Data records for software interfaces:
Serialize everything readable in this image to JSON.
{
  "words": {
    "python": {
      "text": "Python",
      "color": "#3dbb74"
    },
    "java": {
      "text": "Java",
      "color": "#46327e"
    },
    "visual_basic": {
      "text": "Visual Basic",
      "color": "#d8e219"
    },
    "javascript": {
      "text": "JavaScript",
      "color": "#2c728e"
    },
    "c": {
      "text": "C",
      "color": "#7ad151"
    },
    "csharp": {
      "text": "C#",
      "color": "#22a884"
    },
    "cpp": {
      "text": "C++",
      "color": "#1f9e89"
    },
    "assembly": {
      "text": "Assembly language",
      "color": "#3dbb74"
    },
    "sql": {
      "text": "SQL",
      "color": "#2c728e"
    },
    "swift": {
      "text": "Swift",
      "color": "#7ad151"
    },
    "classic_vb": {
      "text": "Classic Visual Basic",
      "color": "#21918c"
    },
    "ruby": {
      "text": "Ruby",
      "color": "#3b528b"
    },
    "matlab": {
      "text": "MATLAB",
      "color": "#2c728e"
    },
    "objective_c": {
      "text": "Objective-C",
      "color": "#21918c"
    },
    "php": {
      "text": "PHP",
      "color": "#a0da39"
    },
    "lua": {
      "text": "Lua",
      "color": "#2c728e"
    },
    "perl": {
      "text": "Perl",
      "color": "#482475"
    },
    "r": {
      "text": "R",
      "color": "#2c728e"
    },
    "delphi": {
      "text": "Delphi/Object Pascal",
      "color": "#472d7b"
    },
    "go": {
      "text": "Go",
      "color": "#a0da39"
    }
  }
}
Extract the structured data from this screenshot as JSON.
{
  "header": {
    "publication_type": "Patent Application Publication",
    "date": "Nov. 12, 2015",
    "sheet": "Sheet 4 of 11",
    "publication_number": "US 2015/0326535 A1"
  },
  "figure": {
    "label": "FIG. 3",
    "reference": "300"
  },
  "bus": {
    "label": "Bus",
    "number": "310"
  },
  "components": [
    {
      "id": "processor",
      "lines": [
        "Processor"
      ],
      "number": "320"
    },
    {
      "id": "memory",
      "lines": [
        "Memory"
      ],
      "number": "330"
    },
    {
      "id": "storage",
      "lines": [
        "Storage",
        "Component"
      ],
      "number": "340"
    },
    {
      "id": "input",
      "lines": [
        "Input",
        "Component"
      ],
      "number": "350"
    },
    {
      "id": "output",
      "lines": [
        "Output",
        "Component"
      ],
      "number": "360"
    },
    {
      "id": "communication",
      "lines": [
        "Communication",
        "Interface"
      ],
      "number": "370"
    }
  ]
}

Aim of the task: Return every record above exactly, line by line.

The answer:
Serialize everything readable in this image to JSON.
{
  "words": {
    "python": {
      "text": "Python",
      "color": "#3dbb74"
    },
    "java": {
      "text": "Java",
      "color": "#46327e"
    },
    "visual_basic": {
      "text": "Visual Basic",
      "color": "#d8e219"
    },
    "javascript": {
      "text": "JavaScript",
      "color": "#2c728e"
    },
    "c": {
      "text": "C",
      "color": "#7ad151"
    },
    "csharp": {
      "text": "C#",
      "color": "#22a884"
    },
    "cpp": {
      "text": "C++",
      "color": "#1f9e89"
    },
    "assembly": {
      "text": "Assembly language",
      "color": "#3dbb74"
    },
    "sql": {
      "text": "SQL",
      "color": "#2c728e"
    },
    "swift": {
      "text": "Swift",
      "color": "#7ad151"
    },
    "classic_vb": {
      "text": "Classic Visual Basic",
      "color": "#21918c"
    },
    "ruby": {
      "text": "Ruby",
      "color": "#3b528b"
    },
    "matlab": {
      "text": "MATLAB",
      "color": "#2c728e"
    },
    "objective_c": {
      "text": "Objective-C",
      "color": "#21918c"
    },
    "php": {
      "text": "PHP",
      "color": "#a0da39"
    },
    "lua": {
      "text": "Lua",
      "color": "#2c728e"
    },
    "perl": {
      "text": "Perl",
      "color": "#482475"
    },
    "r": {
      "text": "R",
      "color": "#2c728e"
    },
    "delphi": {
      "text": "Delphi/Object Pascal",
      "color": "#472d7b"
    },
    "go": {
      "text": "Go",
      "color": "#a0da39"
    }
  }
}
Extract the structured data from this screenshot as JSON.
{
  "header": {
    "publication_type": "Patent Application Publication",
    "date": "Nov. 12, 2015",
    "sheet": "Sheet 4 of 11",
    "publication_number": "US 2015/0326535 A1"
  },
  "figure": {
    "label": "FIG. 3",
    "reference": "300"
  },
  "bus": {
    "label": "Bus",
    "number": "310"
  },
  "components": [
    {
      "id": "processor",
      "lines": [
        "Processor"
      ],
      "number": "320"
    },
    {
      "id": "memory",
      "lines": [
        "Memory"
      ],
      "number": "330"
    },
    {
      "id": "storage",
      "lines": [
        "Storage",
        "Component"
      ],
      "number": "340"
    },
    {
      "id": "input",
      "lines": [
        "Input",
        "Component"
      ],
      "number": "350"
    },
    {
      "id": "output",
      "lines": [
        "Output",
        "Component"
      ],
      "number": "360"
    },
    {
      "id": "communication",
      "lines": [
        "Communication",
        "Interface"
      ],
      "number": "370"
    }
  ]
}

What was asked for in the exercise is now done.